● **Work task**
Return every entry below exactly as written.

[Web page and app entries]
··········
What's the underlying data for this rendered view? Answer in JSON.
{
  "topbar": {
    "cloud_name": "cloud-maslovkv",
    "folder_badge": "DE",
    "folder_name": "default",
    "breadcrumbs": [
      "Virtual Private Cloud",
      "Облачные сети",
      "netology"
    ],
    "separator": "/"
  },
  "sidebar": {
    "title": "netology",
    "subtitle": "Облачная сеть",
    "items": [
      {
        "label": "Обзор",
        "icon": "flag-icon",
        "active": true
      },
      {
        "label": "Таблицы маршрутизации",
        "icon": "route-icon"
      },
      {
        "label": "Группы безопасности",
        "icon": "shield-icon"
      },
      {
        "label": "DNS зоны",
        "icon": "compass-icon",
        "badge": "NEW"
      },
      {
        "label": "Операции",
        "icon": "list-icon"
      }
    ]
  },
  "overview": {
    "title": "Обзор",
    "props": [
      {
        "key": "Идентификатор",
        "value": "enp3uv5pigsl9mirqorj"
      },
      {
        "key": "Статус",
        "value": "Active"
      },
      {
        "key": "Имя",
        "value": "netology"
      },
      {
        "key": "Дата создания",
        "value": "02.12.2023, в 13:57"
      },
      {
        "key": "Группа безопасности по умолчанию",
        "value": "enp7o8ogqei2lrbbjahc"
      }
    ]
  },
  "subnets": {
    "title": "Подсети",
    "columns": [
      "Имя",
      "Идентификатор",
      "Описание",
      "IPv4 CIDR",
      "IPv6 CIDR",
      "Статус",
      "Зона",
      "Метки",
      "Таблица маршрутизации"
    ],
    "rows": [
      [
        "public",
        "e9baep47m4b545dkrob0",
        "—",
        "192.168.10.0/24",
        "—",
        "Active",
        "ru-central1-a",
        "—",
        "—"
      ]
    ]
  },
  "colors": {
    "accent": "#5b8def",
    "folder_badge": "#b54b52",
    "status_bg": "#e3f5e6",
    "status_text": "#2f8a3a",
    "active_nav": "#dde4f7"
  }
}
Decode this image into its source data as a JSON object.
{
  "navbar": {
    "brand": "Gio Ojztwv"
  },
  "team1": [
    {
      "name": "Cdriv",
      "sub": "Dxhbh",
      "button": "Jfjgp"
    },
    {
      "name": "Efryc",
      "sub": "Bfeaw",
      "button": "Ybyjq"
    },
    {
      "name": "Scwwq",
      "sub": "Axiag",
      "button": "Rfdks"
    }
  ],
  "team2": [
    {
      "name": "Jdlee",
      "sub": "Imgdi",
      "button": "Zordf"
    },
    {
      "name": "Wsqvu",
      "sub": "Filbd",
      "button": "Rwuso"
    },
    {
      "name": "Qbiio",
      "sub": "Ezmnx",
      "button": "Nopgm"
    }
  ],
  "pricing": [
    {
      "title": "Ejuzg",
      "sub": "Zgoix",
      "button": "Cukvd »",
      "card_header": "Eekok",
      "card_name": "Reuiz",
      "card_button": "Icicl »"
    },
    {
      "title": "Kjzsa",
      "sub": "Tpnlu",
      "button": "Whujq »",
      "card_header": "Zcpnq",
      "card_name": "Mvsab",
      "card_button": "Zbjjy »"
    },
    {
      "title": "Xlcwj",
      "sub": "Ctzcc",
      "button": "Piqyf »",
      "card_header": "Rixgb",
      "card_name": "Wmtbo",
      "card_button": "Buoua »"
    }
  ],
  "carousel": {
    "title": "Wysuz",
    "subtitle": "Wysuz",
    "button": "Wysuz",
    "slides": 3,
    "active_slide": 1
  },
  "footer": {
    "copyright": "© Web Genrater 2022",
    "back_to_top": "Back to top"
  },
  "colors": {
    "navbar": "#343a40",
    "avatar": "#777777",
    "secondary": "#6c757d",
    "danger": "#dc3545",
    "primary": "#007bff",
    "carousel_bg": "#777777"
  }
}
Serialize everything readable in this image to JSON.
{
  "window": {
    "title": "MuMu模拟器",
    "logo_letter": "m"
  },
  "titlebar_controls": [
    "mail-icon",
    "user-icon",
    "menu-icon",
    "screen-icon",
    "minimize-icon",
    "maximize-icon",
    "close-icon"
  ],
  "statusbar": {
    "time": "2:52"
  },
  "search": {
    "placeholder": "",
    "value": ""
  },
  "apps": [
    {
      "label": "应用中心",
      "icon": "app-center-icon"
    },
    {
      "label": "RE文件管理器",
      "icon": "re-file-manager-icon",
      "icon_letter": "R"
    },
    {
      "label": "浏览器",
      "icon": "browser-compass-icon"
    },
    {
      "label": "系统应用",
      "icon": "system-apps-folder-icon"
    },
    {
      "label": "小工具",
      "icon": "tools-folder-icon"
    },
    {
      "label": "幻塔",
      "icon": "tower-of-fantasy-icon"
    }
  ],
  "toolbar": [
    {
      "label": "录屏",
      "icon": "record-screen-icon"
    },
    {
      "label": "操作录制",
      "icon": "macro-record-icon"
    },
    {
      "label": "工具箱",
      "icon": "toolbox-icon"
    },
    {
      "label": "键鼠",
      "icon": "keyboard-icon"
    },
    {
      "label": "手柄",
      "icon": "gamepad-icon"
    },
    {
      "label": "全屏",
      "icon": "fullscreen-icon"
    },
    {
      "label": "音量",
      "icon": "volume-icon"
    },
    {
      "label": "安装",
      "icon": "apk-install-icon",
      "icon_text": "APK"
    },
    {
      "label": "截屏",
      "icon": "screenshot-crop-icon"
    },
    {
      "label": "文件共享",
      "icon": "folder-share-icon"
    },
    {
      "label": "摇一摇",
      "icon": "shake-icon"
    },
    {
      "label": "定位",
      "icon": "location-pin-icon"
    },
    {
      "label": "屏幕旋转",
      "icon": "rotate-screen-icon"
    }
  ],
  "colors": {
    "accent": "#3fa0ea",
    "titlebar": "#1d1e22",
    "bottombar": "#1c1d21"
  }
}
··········
● **Expected answer**
What's the underlying data for this rendered view? Answer in JSON.
{
  "topbar": {
    "cloud_name": "cloud-maslovkv",
    "folder_badge": "DE",
    "folder_name": "default",
    "breadcrumbs": [
      "Virtual Private Cloud",
      "Облачные сети",
      "netology"
    ],
    "separator": "/"
  },
  "sidebar": {
    "title": "netology",
    "subtitle": "Облачная сеть",
    "items": [
      {
        "label": "Обзор",
        "icon": "flag-icon",
        "active": true
      },
      {
        "label": "Таблицы маршрутизации",
        "icon": "route-icon"
      },
      {
        "label": "Группы безопасности",
        "icon": "shield-icon"
      },
      {
        "label": "DNS зоны",
        "icon": "compass-icon",
        "badge": "NEW"
      },
      {
        "label": "Операции",
        "icon": "list-icon"
      }
    ]
  },
  "overview": {
    "title": "Обзор",
    "props": [
      {
        "key": "Идентификатор",
        "value": "enp3uv5pigsl9mirqorj"
      },
      {
        "key": "Статус",
        "value": "Active"
      },
      {
        "key": "Имя",
        "value": "netology"
      },
      {
        "key": "Дата создания",
        "value": "02.12.2023, в 13:57"
      },
      {
        "key": "Группа безопасности по умолчанию",
        "value": "enp7o8ogqei2lrbbjahc"
      }
    ]
  },
  "subnets": {
    "title": "Подсети",
    "columns": [
      "Имя",
      "Идентификатор",
      "Описание",
      "IPv4 CIDR",
      "IPv6 CIDR",
      "Статус",
      "Зона",
      "Метки",
      "Таблица маршрутизации"
    ],
    "rows": [
      [
        "public",
        "e9baep47m4b545dkrob0",
        "—",
        "192.168.10.0/24",
        "—",
        "Active",
        "ru-central1-a",
        "—",
        "—"
      ]
    ]
  },
  "colors": {
    "accent": "#5b8def",
    "folder_badge": "#b54b52",
    "status_bg": "#e3f5e6",
    "status_text": "#2f8a3a",
    "active_nav": "#dde4f7"
  }
}
Decode this image into its source data as a JSON object.
{
  "navbar": {
    "brand": "Gio Ojztwv"
  },
  "team1": [
    {
      "name": "Cdriv",
      "sub": "Dxhbh",
      "button": "Jfjgp"
    },
    {
      "name": "Efryc",
      "sub": "Bfeaw",
      "button": "Ybyjq"
    },
    {
      "name": "Scwwq",
      "sub": "Axiag",
      "button": "Rfdks"
    }
  ],
  "team2": [
    {
      "name": "Jdlee",
      "sub": "Imgdi",
      "button": "Zordf"
    },
    {
      "name": "Wsqvu",
      "sub": "Filbd",
      "button": "Rwuso"
    },
    {
      "name": "Qbiio",
      "sub": "Ezmnx",
      "button": "Nopgm"
    }
  ],
  "pricing": [
    {
      "title": "Ejuzg",
      "sub": "Zgoix",
      "button": "Cukvd »",
      "card_header": "Eekok",
      "card_name": "Reuiz",
      "card_button": "Icicl »"
    },
    {
      "title": "Kjzsa",
      "sub": "Tpnlu",
      "button": "Whujq »",
      "card_header": "Zcpnq",
      "card_name": "Mvsab",
      "card_button": "Zbjjy »"
    },
    {
      "title": "Xlcwj",
      "sub": "Ctzcc",
      "button": "Piqyf »",
      "card_header": "Rixgb",
      "card_name": "Wmtbo",
      "card_button": "Buoua »"
    }
  ],
  "carousel": {
    "title": "Wysuz",
    "subtitle": "Wysuz",
    "button": "Wysuz",
    "slides": 3,
    "active_slide": 1
  },
  "footer": {
    "copyright": "© Web Genrater 2022",
    "back_to_top": "Back to top"
  },
  "colors": {
    "navbar": "#343a40",
    "avatar": "#777777",
    "secondary": "#6c757d",
    "danger": "#dc3545",
    "primary": "#007bff",
    "carousel_bg": "#777777"
  }
}
Serialize everything readable in this image to JSON.
{
  "window": {
    "title": "MuMu模拟器",
    "logo_letter": "m"
  },
  "titlebar_controls": [
    "mail-icon",
    "user-icon",
    "menu-icon",
    "screen-icon",
    "minimize-icon",
    "maximize-icon",
    "close-icon"
  ],
  "statusbar": {
    "time": "2:52"
  },
  "search": {
    "placeholder": "",
    "value": ""
  },
  "apps": [
    {
      "label": "应用中心",
      "icon": "app-center-icon"
    },
    {
      "label": "RE文件管理器",
      "icon": "re-file-manager-icon",
      "icon_letter": "R"
    },
    {
      "label": "浏览器",
      "icon": "browser-compass-icon"
    },
    {
      "label": "系统应用",
      "icon": "system-apps-folder-icon"
    },
    {
      "label": "小工具",
      "icon": "tools-folder-icon"
    },
    {
      "label": "幻塔",
      "icon": "tower-of-fantasy-icon"
    }
  ],
  "toolbar": [
    {
      "label": "录屏",
      "icon": "record-screen-icon"
    },
    {
      "label": "操作录制",
      "icon": "macro-record-icon"
    },
    {
      "label": "工具箱",
      "icon": "toolbox-icon"
    },
    {
      "label": "键鼠",
      "icon": "keyboard-icon"
    },
    {
      "label": "手柄",
      "icon": "gamepad-icon"
    },
    {
      "label": "全屏",
      "icon": "fullscreen-icon"
    },
    {
      "label": "音量",
      "icon": "volume-icon"
    },
    {
      "label": "安装",
      "icon": "apk-install-icon",
      "icon_text": "APK"
    },
    {
      "label": "截屏",
      "icon": "screenshot-crop-icon"
    },
    {
      "label": "文件共享",
      "icon": "folder-share-icon"
    },
    {
      "label": "摇一摇",
      "icon": "shake-icon"
    },
    {
      "label": "定位",
      "icon": "location-pin-icon"
    },
    {
      "label": "屏幕旋转",
      "icon": "rotate-screen-icon"
    }
  ],
  "colors": {
    "accent": "#3fa0ea",
    "titlebar": "#1d1e22",
    "bottombar": "#1c1d21"
  }
}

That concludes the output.